Collected data entries

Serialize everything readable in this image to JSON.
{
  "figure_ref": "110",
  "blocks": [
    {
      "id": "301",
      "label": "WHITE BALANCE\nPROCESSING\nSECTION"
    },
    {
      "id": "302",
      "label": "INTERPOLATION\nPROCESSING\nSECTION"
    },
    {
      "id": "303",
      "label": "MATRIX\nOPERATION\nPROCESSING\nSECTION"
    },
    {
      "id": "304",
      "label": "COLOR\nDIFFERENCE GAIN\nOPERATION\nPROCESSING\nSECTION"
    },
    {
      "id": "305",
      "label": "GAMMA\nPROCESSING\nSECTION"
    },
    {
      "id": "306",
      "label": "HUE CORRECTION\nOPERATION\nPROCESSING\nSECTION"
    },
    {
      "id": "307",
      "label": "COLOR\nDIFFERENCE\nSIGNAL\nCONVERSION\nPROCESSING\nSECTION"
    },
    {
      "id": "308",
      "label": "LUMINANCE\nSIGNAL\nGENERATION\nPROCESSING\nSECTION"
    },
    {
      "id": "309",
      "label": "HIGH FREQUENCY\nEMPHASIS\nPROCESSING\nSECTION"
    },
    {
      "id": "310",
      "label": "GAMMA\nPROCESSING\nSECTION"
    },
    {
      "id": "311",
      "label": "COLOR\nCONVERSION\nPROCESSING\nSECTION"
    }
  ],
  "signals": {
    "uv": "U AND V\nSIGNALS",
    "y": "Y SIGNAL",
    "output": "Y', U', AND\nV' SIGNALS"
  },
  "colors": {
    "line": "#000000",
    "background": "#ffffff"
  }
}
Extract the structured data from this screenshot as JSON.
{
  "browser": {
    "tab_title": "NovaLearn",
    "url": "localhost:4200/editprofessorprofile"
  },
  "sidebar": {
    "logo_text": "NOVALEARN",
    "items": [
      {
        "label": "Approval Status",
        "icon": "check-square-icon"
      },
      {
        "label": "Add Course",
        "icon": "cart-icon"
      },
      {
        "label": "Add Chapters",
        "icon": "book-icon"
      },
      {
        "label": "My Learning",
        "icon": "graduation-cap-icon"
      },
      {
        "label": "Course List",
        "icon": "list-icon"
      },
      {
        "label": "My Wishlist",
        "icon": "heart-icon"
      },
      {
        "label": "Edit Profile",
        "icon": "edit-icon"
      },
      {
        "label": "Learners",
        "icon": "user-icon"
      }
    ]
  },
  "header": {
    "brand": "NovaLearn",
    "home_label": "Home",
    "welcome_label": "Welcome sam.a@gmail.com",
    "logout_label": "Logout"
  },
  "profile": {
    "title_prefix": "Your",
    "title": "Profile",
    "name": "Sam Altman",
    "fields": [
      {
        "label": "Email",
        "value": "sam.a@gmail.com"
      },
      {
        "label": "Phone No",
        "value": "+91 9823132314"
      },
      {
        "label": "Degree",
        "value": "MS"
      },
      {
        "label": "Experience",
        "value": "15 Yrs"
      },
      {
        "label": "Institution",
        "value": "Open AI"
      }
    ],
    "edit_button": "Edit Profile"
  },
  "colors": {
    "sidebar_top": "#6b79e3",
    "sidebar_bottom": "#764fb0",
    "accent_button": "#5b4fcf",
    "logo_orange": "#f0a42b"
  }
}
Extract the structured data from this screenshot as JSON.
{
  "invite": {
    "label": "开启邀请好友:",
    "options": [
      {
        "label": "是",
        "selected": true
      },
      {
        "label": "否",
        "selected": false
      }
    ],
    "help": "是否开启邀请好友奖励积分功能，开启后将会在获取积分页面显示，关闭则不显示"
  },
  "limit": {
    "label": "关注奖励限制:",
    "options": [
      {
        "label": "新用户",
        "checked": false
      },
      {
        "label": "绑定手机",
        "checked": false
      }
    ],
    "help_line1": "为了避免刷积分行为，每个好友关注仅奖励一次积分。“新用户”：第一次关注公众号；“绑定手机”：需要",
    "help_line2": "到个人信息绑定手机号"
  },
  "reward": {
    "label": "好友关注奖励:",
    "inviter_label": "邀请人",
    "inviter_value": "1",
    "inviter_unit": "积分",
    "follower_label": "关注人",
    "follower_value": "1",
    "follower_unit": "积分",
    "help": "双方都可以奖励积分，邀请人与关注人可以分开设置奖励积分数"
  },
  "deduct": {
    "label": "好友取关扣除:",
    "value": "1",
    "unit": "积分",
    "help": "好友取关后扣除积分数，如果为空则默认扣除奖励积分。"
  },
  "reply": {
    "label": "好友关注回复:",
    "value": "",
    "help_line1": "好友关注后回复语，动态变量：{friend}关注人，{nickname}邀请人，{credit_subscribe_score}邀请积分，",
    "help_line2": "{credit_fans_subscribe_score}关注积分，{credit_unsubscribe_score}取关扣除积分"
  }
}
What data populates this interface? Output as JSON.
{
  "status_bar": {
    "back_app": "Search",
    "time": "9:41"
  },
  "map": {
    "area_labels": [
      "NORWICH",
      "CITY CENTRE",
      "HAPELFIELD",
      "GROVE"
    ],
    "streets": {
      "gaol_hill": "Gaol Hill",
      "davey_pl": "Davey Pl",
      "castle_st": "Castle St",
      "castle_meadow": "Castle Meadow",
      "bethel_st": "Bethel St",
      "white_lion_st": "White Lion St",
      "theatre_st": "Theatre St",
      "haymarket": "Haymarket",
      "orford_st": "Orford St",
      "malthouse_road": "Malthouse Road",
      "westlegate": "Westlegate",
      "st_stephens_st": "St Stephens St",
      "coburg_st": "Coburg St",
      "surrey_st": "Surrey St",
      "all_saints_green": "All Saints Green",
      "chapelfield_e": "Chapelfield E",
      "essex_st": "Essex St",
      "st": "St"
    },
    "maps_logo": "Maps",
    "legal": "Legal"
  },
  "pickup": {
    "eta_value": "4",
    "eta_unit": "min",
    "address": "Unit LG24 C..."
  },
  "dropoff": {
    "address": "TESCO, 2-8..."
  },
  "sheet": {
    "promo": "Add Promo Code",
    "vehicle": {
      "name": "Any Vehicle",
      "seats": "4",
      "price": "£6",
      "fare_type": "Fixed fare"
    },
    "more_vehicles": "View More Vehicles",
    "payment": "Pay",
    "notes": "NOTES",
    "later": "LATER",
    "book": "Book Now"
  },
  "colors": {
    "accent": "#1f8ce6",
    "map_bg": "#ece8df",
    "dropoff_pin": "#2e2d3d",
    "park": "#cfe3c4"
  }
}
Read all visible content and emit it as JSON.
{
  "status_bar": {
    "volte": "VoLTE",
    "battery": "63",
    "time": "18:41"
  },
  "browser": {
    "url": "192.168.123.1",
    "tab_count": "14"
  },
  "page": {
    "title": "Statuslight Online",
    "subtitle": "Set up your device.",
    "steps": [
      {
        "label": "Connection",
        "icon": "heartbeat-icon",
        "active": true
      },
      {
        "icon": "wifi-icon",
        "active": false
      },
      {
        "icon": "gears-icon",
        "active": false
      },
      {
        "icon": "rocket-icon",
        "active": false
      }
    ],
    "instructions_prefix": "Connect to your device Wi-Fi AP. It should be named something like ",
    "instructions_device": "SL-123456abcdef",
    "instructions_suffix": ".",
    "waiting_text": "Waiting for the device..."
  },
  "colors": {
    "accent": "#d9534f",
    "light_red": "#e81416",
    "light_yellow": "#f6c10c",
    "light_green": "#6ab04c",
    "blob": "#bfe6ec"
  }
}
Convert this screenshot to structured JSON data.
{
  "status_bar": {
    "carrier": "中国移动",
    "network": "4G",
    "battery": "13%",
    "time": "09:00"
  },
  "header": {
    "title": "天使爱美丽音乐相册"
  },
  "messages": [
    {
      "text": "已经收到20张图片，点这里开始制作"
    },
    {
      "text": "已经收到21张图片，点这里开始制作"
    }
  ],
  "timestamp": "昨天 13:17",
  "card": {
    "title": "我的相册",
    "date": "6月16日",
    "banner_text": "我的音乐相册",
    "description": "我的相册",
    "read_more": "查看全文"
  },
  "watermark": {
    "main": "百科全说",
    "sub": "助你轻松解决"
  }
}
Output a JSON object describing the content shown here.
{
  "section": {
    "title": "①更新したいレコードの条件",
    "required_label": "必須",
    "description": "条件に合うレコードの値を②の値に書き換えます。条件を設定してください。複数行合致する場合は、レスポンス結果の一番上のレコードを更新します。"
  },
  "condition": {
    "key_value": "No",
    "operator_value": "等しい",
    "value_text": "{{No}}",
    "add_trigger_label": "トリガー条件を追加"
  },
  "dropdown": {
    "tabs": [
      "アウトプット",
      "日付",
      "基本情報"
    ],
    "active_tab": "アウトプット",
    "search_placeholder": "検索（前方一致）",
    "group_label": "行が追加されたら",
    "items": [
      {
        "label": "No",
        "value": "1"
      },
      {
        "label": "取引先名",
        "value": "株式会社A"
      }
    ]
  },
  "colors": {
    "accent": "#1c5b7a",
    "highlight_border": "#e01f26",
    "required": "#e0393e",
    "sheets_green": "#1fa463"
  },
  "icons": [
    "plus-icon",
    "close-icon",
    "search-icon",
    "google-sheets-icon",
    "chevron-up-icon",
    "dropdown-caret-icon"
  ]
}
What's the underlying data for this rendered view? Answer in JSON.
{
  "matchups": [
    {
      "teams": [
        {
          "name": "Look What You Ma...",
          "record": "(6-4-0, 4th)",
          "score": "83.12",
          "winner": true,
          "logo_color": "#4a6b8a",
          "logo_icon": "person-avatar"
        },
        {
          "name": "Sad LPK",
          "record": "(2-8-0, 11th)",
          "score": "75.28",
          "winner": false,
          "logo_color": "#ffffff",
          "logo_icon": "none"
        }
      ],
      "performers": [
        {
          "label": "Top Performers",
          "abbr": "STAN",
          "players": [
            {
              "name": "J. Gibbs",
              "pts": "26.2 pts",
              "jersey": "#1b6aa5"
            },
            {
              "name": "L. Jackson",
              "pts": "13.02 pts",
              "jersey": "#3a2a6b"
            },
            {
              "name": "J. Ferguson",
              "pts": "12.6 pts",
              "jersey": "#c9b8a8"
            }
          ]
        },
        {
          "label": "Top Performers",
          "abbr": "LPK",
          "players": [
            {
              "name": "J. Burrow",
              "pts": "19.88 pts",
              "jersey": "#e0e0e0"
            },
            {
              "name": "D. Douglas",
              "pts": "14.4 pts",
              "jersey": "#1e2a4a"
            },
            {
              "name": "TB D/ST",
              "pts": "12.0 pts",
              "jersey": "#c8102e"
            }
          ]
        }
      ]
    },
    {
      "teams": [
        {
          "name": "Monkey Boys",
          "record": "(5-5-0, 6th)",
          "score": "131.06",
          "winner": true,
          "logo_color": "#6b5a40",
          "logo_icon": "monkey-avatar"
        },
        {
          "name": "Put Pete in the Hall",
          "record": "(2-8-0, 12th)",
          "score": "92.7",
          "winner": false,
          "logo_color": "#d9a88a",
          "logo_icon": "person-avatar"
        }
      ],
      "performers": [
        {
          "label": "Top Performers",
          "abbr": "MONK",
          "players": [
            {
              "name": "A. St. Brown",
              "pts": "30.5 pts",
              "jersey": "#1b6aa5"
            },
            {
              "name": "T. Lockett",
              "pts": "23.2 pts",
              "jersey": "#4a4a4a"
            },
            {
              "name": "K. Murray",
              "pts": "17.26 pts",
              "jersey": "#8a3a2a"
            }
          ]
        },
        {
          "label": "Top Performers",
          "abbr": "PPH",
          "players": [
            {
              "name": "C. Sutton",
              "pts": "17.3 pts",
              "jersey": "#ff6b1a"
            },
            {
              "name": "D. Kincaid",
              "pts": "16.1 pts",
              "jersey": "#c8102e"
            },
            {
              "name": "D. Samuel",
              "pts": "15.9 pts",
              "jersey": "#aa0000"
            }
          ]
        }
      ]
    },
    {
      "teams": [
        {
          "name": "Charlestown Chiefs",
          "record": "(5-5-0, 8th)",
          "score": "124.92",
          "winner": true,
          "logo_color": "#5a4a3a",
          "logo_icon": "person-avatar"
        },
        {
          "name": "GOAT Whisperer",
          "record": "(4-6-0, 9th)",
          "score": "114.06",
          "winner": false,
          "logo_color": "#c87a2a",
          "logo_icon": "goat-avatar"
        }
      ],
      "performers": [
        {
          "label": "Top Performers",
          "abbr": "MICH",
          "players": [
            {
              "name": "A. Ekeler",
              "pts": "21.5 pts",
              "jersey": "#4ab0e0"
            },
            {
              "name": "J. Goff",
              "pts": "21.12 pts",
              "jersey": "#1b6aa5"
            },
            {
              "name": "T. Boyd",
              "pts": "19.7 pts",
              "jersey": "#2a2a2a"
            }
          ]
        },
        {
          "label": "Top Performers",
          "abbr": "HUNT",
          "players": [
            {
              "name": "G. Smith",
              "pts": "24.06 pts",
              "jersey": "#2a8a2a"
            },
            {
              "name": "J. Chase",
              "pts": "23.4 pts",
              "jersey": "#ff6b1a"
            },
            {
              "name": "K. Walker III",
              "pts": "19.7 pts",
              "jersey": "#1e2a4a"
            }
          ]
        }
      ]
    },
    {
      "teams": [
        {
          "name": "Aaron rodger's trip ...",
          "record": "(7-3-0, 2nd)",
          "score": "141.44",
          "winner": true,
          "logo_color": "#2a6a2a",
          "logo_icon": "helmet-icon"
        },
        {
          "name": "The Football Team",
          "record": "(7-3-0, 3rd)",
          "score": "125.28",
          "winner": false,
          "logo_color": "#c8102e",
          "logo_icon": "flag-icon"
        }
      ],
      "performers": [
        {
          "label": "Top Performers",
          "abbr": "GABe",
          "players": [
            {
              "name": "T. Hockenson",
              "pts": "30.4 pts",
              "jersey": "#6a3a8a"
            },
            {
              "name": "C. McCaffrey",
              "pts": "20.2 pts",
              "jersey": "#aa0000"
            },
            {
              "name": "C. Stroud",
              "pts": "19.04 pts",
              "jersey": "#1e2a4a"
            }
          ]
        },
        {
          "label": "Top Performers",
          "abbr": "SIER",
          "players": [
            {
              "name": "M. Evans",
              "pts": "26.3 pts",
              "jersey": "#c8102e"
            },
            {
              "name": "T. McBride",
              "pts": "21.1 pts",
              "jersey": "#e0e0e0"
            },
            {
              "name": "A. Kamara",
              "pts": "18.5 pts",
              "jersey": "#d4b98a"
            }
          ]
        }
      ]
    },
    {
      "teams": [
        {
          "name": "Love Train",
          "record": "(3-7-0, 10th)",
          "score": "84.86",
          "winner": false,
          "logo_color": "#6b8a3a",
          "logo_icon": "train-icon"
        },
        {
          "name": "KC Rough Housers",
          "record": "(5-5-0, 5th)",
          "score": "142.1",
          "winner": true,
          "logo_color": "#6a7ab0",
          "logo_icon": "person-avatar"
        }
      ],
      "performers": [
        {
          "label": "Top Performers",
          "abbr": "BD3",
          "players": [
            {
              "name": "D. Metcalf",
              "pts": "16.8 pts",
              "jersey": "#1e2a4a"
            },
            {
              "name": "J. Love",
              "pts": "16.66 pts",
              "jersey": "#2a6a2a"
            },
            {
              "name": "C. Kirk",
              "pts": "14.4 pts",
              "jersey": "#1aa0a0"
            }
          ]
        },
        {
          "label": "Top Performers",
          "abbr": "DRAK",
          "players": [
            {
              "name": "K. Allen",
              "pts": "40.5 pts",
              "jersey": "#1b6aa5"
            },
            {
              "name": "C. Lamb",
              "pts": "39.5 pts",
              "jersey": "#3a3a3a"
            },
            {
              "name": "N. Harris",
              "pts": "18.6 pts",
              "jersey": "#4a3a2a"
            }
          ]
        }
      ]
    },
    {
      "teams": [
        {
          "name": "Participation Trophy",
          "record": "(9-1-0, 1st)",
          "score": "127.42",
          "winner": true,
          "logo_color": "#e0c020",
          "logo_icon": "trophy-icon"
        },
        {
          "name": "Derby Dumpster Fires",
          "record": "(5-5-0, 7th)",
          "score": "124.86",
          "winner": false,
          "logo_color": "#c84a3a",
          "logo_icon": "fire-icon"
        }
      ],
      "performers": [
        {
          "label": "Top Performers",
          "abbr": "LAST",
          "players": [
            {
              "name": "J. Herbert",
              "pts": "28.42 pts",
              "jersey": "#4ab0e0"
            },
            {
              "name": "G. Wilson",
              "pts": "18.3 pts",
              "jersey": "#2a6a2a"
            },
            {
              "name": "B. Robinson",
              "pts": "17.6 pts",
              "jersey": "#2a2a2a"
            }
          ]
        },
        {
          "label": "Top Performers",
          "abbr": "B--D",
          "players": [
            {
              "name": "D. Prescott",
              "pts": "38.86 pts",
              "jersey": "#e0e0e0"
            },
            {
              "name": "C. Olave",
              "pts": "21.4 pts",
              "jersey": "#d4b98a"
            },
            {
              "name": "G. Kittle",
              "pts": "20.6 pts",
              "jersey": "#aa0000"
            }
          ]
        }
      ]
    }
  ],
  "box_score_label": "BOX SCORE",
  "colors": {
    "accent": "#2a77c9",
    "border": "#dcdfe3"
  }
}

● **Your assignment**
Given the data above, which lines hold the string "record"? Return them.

● **Answer space**
          "record": "(6-4-0, 4th)",
          "record": "(2-8-0, 11th)",
          "record": "(5-5-0, 6th)",
          "record": "(2-8-0, 12th)",
          "record": "(5-5-0, 8th)",
          "record": "(4-6-0, 9th)",
          "record": "(7-3-0, 2nd)",
          "record": "(7-3-0, 3rd)",
          "record": "(3-7-0, 10th)",
          "record": "(5-5-0, 5th)",
          "record": "(9-1-0, 1st)",
          "record": "(5-5-0, 7th)",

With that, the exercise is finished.